Joshua Rex
The story told by the grave markers in Cleveland's Erie Street Cemetery is that of full circle reclamation. This process is inevitable, despite our attempts to mark our passings in the most stable and long-lasting natural element readily available to us: Stone. Human erasure, via wind and rain hammering at the lovingly chiseled epitaphs over generations until they have dissolved into illegible mumblings, tell the tale of the Earth’s dominion over humans.

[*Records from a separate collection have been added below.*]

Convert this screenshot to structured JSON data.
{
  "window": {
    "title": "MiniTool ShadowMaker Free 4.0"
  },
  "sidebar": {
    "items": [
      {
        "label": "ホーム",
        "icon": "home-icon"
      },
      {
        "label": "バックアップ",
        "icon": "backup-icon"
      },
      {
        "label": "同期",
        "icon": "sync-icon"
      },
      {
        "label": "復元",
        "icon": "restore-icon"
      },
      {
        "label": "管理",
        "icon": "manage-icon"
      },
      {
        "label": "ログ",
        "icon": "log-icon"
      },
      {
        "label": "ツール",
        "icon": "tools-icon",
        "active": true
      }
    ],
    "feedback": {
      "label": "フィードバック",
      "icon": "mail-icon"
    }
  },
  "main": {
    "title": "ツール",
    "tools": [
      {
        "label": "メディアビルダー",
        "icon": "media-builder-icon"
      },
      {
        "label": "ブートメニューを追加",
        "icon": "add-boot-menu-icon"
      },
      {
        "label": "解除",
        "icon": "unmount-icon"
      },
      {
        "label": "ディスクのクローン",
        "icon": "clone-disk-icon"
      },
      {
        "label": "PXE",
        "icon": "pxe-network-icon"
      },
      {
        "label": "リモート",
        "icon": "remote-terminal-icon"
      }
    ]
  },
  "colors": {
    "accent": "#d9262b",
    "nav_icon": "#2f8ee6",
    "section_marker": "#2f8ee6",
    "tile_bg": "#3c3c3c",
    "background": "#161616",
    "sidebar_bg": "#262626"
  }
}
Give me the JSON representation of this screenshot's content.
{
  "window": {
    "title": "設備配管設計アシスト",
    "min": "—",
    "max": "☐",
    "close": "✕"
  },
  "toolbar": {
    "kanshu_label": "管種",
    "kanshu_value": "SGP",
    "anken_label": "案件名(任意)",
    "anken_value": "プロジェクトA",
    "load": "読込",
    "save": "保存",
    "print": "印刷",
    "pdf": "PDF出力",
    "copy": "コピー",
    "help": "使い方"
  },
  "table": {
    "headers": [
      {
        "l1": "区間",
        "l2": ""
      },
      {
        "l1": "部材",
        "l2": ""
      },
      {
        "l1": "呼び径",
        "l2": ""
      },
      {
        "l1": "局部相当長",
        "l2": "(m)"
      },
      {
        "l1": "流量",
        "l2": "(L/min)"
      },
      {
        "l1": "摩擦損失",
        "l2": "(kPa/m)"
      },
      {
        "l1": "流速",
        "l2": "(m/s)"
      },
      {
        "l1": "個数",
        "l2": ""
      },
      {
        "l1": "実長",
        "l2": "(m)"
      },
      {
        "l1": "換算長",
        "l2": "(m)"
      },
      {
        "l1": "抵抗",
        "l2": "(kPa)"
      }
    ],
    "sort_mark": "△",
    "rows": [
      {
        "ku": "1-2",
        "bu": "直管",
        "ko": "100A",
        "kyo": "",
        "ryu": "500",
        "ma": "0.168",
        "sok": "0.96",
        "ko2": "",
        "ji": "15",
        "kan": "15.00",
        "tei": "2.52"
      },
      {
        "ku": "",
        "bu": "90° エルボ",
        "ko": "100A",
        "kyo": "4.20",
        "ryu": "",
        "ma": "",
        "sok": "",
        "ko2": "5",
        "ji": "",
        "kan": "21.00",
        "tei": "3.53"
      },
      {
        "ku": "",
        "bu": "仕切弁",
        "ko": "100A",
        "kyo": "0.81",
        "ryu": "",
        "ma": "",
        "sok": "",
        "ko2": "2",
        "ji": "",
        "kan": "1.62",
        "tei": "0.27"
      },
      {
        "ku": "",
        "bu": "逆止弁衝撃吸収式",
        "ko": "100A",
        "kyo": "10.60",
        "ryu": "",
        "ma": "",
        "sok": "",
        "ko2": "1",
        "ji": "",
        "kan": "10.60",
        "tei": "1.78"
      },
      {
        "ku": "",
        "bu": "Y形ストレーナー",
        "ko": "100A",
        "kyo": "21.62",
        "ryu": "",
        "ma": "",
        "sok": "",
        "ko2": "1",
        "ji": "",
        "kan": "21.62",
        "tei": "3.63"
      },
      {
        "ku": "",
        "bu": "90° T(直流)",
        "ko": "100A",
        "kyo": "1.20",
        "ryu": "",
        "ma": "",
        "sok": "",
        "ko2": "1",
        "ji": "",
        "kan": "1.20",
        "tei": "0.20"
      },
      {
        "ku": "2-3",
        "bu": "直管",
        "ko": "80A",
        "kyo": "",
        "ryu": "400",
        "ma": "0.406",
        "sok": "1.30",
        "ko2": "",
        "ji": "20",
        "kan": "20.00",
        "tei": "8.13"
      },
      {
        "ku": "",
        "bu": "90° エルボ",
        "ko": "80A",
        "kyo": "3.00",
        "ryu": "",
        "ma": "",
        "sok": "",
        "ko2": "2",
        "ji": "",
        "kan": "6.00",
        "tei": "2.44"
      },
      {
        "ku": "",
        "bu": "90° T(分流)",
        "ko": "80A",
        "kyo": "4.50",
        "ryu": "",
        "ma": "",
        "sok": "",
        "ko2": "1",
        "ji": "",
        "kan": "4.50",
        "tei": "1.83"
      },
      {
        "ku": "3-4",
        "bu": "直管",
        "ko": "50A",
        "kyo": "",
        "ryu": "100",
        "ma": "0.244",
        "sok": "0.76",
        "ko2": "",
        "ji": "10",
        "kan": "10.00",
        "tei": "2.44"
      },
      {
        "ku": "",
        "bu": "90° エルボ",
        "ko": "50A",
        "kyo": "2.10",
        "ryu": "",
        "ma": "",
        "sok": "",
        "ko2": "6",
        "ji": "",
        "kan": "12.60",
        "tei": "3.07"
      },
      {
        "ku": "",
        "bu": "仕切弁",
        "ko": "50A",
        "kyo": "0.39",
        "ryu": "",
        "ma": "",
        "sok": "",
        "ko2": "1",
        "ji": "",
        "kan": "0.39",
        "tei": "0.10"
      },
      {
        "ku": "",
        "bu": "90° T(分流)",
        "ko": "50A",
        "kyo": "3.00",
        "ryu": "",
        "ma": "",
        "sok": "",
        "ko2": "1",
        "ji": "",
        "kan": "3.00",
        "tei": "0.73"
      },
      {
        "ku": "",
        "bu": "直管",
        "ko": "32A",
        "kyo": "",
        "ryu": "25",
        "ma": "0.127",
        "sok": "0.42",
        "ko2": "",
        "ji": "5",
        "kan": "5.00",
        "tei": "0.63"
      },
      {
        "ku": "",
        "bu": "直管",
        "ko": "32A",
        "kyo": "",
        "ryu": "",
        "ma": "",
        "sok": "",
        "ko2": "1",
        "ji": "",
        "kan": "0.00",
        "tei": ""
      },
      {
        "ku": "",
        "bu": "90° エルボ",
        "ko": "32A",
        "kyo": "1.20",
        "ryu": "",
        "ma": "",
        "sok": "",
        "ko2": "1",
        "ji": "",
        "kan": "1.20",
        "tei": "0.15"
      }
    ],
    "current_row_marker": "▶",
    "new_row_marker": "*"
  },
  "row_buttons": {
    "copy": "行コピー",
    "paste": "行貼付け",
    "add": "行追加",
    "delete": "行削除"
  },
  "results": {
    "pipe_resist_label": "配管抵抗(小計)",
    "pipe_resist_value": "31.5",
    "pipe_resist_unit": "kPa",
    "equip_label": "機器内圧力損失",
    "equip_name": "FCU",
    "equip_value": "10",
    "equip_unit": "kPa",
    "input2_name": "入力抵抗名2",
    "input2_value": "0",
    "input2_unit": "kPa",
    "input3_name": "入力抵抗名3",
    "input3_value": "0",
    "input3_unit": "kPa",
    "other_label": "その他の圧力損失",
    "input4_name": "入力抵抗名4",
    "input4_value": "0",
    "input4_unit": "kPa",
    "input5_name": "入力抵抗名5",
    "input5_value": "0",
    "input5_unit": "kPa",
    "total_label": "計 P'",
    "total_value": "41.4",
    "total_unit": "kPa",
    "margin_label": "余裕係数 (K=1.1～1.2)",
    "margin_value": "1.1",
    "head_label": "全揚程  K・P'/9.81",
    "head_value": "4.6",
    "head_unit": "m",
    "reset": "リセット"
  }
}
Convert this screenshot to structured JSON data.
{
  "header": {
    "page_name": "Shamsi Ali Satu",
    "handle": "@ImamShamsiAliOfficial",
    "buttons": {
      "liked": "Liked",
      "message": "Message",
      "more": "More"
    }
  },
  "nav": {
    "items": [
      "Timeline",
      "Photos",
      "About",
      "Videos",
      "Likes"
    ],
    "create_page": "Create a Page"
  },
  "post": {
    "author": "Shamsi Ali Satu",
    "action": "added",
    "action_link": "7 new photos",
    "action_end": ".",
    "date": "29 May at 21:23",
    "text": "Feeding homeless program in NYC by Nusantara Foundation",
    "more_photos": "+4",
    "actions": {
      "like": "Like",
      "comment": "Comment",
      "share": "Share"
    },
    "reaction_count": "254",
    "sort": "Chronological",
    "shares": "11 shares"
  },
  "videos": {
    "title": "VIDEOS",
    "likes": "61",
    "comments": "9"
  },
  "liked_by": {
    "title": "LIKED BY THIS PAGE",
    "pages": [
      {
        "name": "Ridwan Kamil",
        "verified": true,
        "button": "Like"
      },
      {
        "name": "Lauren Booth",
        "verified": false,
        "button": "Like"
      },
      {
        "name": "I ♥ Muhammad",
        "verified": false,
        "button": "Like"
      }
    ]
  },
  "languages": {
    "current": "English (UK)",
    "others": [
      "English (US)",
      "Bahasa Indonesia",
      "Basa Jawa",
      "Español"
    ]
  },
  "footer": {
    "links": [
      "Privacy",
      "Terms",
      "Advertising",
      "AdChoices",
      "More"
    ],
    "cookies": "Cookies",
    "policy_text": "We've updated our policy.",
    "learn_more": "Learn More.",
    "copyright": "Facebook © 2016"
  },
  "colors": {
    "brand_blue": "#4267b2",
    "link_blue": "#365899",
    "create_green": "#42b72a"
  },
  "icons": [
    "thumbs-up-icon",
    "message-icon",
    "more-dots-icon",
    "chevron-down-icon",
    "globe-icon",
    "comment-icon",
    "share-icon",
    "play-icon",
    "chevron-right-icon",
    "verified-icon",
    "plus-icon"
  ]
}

History can be compared to an iceberg. What we know is the tip, peaking above the surface of the water, the visual evidence that it indeed exists. What we do not know- what is hidden from us- is the great mass looming beneath in the darkness. Although the tangible should be the foundation of our arguments, it is the mystery of what is unknown that strikes a unique fascination. The great Neolithic stone circles, ubiquitous in Britain, give us pause because we do not know who made them or what they mean. What is left to posterity is a tangible mystery that links us to these unknown progenitors. What they left has endured thousands of years and remained a part of the landscape, and as a consequence part of ours. They came before us, accomplished something grand, and though we do not know who they were or what they stood for as a people, we revere them without question because they shared the same ‘home’ generations ago as we do today. They left their mark, for better or worse, as we will.

So we carve our exits in stone, to stand above our remains with the hopes that future generations will remember us and the expired world in which we once lived. The reality, however, is that in no great amount of time the ground will take back even these monuments to our brief time in the world, ridding them of their human scars and absorbing them back into the ground.

Back to the dirt the stones go, crushed in the planet’s ceaseless motion- reclaimed, reworked and reformed, as it does us, back into the mysterious rhythms of birth and death. Perhaps it is only then that we are truly free to float in the anonymity of eons, without the futile attempts of eroded epitaphs- needless of words of remembrance.

Photo credit: Greg Ruffing